* **WORK REQUEST**: Repeat the entries exactly as they appear.

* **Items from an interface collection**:
***

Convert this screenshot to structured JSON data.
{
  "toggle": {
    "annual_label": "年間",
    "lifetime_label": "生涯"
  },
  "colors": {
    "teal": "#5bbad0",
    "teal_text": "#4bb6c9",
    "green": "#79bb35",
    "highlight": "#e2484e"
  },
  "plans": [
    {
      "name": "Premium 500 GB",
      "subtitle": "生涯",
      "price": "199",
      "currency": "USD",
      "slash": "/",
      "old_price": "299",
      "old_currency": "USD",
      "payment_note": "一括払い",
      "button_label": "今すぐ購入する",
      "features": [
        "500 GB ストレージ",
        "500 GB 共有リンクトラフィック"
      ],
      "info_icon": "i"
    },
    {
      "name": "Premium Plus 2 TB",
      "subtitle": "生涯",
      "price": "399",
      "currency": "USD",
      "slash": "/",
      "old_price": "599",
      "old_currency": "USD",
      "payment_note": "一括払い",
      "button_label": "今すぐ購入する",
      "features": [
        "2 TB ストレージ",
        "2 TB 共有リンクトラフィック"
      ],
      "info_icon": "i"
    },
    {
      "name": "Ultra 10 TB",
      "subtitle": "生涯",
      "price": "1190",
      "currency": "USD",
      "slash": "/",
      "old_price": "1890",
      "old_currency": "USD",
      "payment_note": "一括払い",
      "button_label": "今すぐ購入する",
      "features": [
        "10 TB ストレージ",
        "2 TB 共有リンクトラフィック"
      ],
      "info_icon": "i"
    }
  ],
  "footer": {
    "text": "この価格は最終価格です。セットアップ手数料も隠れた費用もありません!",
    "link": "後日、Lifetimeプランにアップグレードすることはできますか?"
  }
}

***

* **EXERCISE RESULT**:
Convert this screenshot to structured JSON data.
{
  "toggle": {
    "annual_label": "年間",
    "lifetime_label": "生涯"
  },
  "colors": {
    "teal": "#5bbad0",
    "teal_text": "#4bb6c9",
    "green": "#79bb35",
    "highlight": "#e2484e"
  },
  "plans": [
    {
      "name": "Premium 500 GB",
      "subtitle": "生涯",
      "price": "199",
      "currency": "USD",
      "slash": "/",
      "old_price": "299",
      "old_currency": "USD",
      "payment_note": "一括払い",
      "button_label": "今すぐ購入する",
      "features": [
        "500 GB ストレージ",
        "500 GB 共有リンクトラフィック"
      ],
      "info_icon": "i"
    },
    {
      "name": "Premium Plus 2 TB",
      "subtitle": "生涯",
      "price": "399",
      "currency": "USD",
      "slash": "/",
      "old_price": "599",
      "old_currency": "USD",
      "payment_note": "一括払い",
      "button_label": "今すぐ購入する",
      "features": [
        "2 TB ストレージ",
        "2 TB 共有リンクトラフィック"
      ],
      "info_icon": "i"
    },
    {
      "name": "Ultra 10 TB",
      "subtitle": "生涯",
      "price": "1190",
      "currency": "USD",
      "slash": "/",
      "old_price": "1890",
      "old_currency": "USD",
      "payment_note": "一括払い",
      "button_label": "今すぐ購入する",
      "features": [
        "10 TB ストレージ",
        "2 TB 共有リンクトラフィック"
      ],
      "info_icon": "i"
    }
  ],
  "footer": {
    "text": "この価格は最終価格です。セットアップ手数料も隠れた費用もありません!",
    "link": "後日、Lifetimeプランにアップグレードすることはできますか?"
  }
}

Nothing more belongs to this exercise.